"""
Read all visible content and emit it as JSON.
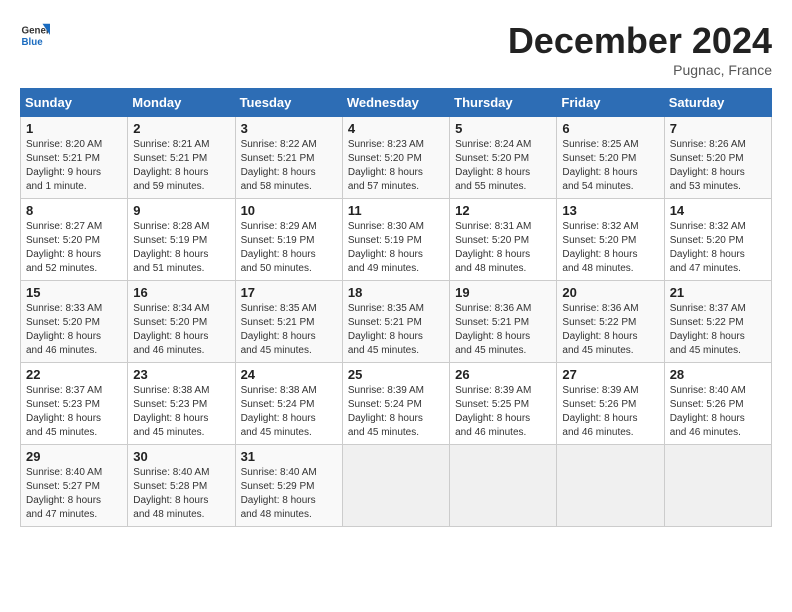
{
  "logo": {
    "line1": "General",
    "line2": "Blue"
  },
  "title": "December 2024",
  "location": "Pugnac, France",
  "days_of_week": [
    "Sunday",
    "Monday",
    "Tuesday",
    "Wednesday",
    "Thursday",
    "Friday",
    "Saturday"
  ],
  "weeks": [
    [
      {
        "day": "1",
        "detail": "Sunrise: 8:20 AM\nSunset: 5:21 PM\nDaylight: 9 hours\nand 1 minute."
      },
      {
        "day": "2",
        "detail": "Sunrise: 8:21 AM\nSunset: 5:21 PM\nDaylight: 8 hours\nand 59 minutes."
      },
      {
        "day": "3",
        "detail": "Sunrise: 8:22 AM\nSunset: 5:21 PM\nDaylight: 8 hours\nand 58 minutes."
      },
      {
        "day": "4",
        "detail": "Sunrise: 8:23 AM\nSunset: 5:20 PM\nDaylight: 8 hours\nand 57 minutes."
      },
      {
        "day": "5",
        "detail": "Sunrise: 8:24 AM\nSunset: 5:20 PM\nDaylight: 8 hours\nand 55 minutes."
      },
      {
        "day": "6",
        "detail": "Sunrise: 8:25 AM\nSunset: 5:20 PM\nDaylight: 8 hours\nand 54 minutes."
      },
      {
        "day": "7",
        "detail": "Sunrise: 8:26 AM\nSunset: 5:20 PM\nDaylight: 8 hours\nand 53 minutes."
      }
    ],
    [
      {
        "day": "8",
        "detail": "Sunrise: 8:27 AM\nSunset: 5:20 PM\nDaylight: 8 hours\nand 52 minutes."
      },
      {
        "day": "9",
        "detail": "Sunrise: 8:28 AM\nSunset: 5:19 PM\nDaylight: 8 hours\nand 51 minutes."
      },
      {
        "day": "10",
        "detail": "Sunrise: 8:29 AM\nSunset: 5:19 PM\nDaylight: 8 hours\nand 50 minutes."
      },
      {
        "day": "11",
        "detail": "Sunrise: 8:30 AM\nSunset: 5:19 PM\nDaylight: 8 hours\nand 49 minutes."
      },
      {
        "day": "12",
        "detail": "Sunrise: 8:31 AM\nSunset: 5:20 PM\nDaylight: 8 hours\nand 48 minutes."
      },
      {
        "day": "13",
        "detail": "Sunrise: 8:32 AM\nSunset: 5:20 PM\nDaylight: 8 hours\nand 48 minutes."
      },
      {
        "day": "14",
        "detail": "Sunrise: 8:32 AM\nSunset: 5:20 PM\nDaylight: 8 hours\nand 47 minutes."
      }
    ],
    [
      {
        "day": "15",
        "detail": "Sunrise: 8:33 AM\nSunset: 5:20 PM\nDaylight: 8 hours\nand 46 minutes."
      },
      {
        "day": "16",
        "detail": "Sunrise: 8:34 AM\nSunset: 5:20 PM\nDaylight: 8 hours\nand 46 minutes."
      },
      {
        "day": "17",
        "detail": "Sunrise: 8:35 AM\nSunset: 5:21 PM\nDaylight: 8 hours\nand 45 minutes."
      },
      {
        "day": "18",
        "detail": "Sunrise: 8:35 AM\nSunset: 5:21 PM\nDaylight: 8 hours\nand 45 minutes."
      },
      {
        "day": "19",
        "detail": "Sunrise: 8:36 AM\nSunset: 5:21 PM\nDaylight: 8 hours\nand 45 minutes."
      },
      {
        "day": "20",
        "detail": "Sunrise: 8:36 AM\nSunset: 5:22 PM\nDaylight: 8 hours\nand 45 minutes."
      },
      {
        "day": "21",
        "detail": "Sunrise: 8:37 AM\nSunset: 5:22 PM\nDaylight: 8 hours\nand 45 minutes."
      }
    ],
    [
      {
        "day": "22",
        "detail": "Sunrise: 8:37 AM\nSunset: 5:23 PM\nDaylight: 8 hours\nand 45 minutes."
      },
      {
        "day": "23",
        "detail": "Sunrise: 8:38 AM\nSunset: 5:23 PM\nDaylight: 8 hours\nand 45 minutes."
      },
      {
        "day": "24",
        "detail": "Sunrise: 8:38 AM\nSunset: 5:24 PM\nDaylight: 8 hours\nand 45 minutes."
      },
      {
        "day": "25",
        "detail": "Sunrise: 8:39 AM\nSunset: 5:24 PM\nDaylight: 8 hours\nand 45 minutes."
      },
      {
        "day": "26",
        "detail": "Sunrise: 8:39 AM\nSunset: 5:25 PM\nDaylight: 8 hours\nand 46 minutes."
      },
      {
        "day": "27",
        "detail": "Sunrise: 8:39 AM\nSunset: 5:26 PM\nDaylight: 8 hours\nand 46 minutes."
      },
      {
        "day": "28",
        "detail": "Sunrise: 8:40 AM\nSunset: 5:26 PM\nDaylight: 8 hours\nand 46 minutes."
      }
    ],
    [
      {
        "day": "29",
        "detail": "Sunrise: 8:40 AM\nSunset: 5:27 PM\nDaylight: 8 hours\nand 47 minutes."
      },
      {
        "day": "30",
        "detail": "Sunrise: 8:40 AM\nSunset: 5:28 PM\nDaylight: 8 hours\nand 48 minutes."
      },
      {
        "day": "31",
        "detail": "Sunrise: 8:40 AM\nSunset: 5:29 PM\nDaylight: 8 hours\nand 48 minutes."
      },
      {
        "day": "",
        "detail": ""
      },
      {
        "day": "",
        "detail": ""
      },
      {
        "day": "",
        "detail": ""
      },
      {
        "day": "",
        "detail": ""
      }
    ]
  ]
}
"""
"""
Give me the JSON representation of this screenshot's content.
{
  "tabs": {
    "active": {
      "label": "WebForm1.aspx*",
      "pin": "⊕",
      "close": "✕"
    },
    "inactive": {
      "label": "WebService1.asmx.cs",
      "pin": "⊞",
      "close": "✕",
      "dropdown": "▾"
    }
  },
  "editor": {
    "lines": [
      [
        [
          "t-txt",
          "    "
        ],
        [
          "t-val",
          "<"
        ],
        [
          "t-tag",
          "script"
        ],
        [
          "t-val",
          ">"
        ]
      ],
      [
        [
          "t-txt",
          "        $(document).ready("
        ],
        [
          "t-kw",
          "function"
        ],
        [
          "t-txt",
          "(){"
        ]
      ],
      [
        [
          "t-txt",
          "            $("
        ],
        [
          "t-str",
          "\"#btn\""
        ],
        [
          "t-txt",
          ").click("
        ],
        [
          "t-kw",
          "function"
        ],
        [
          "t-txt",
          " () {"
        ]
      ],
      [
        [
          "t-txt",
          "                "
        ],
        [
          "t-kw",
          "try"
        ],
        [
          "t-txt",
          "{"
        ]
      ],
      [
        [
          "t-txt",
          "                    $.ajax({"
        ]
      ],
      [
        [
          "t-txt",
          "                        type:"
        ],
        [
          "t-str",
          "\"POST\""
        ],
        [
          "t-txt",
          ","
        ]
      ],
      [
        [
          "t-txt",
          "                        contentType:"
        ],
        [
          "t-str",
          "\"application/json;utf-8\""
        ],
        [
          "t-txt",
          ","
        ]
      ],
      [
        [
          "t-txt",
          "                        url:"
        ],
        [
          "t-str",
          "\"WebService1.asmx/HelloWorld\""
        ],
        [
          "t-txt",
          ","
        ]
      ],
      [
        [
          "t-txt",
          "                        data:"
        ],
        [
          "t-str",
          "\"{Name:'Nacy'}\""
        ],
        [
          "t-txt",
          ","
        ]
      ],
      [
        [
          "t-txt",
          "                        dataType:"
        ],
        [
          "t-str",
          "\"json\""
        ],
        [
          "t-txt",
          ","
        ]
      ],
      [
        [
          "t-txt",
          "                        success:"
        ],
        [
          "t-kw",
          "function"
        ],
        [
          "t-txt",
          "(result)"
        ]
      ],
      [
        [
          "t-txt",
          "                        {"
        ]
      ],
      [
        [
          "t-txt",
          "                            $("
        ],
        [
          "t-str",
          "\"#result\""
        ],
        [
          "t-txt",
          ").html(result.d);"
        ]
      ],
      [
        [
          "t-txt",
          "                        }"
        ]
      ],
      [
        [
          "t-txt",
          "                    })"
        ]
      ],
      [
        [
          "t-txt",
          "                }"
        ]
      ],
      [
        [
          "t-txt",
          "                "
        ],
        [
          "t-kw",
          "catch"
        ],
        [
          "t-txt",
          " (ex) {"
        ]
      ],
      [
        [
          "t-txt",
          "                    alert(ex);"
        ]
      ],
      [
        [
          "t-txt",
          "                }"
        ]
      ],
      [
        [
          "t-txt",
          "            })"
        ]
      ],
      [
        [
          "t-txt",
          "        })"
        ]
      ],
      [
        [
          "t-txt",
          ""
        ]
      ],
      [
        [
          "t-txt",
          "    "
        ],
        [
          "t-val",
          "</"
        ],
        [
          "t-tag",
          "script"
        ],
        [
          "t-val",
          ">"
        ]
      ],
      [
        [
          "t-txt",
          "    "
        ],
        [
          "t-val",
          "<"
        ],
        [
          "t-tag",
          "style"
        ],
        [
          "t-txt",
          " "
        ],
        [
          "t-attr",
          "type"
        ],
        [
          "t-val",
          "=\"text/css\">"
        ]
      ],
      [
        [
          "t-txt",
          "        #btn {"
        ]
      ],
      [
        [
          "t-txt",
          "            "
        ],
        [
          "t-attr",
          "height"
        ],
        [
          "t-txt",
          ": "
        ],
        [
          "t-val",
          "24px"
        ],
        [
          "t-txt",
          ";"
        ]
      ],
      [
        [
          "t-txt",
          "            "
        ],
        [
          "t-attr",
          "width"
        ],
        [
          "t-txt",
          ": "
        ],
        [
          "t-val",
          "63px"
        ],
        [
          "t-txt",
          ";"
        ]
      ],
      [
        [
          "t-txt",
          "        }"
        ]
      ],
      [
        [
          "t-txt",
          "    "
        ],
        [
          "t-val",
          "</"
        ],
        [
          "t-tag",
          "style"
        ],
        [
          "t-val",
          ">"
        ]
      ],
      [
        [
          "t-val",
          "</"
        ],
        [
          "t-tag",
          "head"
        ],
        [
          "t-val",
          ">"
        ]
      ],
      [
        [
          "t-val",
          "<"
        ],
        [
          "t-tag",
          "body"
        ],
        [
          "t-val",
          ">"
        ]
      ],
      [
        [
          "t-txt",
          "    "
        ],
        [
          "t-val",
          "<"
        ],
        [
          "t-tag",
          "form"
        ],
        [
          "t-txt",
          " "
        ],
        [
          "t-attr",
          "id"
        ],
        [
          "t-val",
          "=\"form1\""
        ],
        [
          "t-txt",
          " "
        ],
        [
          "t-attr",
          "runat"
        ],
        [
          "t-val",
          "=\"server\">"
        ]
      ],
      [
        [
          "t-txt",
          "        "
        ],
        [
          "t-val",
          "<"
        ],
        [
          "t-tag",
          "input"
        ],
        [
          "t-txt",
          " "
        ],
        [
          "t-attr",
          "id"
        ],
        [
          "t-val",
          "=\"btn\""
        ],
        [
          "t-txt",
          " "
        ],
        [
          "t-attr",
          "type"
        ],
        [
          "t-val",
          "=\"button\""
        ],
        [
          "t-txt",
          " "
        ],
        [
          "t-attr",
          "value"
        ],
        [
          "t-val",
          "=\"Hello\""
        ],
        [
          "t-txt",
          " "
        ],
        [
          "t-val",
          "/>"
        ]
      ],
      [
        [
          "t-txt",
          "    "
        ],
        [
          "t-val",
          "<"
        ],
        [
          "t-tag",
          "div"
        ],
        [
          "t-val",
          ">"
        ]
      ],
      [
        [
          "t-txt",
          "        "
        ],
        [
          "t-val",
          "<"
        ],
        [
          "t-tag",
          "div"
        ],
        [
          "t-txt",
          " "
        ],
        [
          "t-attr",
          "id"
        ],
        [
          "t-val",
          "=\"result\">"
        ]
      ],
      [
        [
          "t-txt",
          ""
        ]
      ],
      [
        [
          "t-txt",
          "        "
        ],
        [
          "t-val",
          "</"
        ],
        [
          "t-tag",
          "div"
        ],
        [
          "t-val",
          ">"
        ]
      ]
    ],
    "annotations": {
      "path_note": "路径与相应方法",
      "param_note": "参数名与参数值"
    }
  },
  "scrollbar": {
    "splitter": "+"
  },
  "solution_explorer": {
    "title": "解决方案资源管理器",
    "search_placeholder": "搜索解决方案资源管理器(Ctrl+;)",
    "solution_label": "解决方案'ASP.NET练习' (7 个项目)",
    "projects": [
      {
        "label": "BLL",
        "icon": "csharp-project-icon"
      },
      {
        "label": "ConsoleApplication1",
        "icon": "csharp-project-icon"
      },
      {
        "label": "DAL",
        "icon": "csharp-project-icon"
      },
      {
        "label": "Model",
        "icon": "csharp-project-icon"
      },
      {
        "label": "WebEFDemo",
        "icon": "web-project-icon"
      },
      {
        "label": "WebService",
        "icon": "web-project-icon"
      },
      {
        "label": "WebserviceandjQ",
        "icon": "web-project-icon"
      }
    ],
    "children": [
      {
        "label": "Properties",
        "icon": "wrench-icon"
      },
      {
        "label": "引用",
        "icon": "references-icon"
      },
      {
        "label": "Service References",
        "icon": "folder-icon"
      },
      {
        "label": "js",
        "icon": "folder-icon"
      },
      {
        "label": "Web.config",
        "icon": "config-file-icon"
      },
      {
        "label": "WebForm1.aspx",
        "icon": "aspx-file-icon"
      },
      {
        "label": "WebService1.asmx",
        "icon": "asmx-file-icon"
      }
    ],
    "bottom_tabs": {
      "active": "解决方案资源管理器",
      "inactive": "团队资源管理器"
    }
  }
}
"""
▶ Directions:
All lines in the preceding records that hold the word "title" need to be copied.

▶ The completed task:
  "title": "December 2024",
    "title": "解决方案资源管理器",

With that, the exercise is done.